CSS frameworks can be a great addition to your web development process. They provide pre-built code to help create the foundation of a website, providing features like grid systems, typography, forms, icons, widgets, and more, all ready to be implemented into your project. By using a framework, you don’t have to start from scratch every time you start a project. With these rapid prototyping capabilities, you can have a website up and running in no time.

Choosing a framework

When it comes to selecting a CSS framework, there are many to choose from, with each one slightly different from the next. It can be a tricky process to determine which one is best for your project, so this article aims to help you narrow down your selection. Here are some of the most popular CSS frameworks out there:

There are a variety of CSS frameworks to choose from

While there are certainly more frameworks out there, this list is a great starting place. If you want a more extensive list, check out this article on CSS Frameworks.

Key features of CSS frameworks

While browsing your framework options, there are key features to take into consideration. Here are some guidelines that will help you when making your selection:

  • Ease of use: Check the documentation for the CSS framework you want to use. Generally, the more documentation and support a framework offers, the easier it is to implement.
  • Plugins/widgets: Each framework offers its own set of add-ons, such as tabs, sliders, galleries, tooltips, and so on. If you are planning to use such features on your project, choose a framework with them built in to save time.
  • Layout: Possibly the most important part of a framework is the way it approaches layout, and each framework handles this differently. Depending on the design of your site, you might have specific needs such as a certain page width or amount of columns. Make sure the framework you choose will accommodate those needs.
  • Icons: A popular feature of CSS frameworks is to include icon fonts. Frameworks with this built in makes it simple to add and customize icons on your site.
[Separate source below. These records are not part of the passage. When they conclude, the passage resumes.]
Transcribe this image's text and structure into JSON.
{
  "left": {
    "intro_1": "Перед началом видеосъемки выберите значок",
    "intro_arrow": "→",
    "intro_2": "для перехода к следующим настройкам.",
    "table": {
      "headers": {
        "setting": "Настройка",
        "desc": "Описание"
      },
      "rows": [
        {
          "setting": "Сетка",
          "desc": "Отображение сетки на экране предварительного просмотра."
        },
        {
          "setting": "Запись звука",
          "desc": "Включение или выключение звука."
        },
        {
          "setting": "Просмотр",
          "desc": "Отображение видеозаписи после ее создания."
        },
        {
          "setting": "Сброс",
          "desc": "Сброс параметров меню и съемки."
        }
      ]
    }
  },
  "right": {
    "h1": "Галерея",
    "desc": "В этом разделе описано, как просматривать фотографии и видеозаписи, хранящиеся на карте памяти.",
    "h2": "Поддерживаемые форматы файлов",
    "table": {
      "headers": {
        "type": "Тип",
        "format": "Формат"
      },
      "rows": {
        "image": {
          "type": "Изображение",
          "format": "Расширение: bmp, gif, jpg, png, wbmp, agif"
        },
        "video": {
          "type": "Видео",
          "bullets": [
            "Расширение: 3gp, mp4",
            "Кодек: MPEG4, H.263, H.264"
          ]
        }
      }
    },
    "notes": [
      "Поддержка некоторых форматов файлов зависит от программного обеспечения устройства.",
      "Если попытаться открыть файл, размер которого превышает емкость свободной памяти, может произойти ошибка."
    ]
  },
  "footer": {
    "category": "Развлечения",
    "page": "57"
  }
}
If you plan to heavily use icons, consider a framework with this feature.
  • Styles: Each framework comes with its own look and feel. For example, the image below shows the different button styles across a variety of frameworks. If you plan to use the default styles of a framework, make sure to check out its overall design.
  • LESS/SASS: If you are using a CSS preprocessor on your project, you will most likely want to choose a framework that already offers those capabilities. For example, the Foundation framework provides a SASS compatible version to download.
  • Mobile: If you are working on a responsive site, then make sure the framework you choose provides tools for that. Many frameworks include styles specifically for mobile devices, including classes for hiding and displaying content. 

Overall, the needs of your project should be the drive behind which CSS framework you choose. Select the framework with features that will best serve your purposes and fit easily into your development process.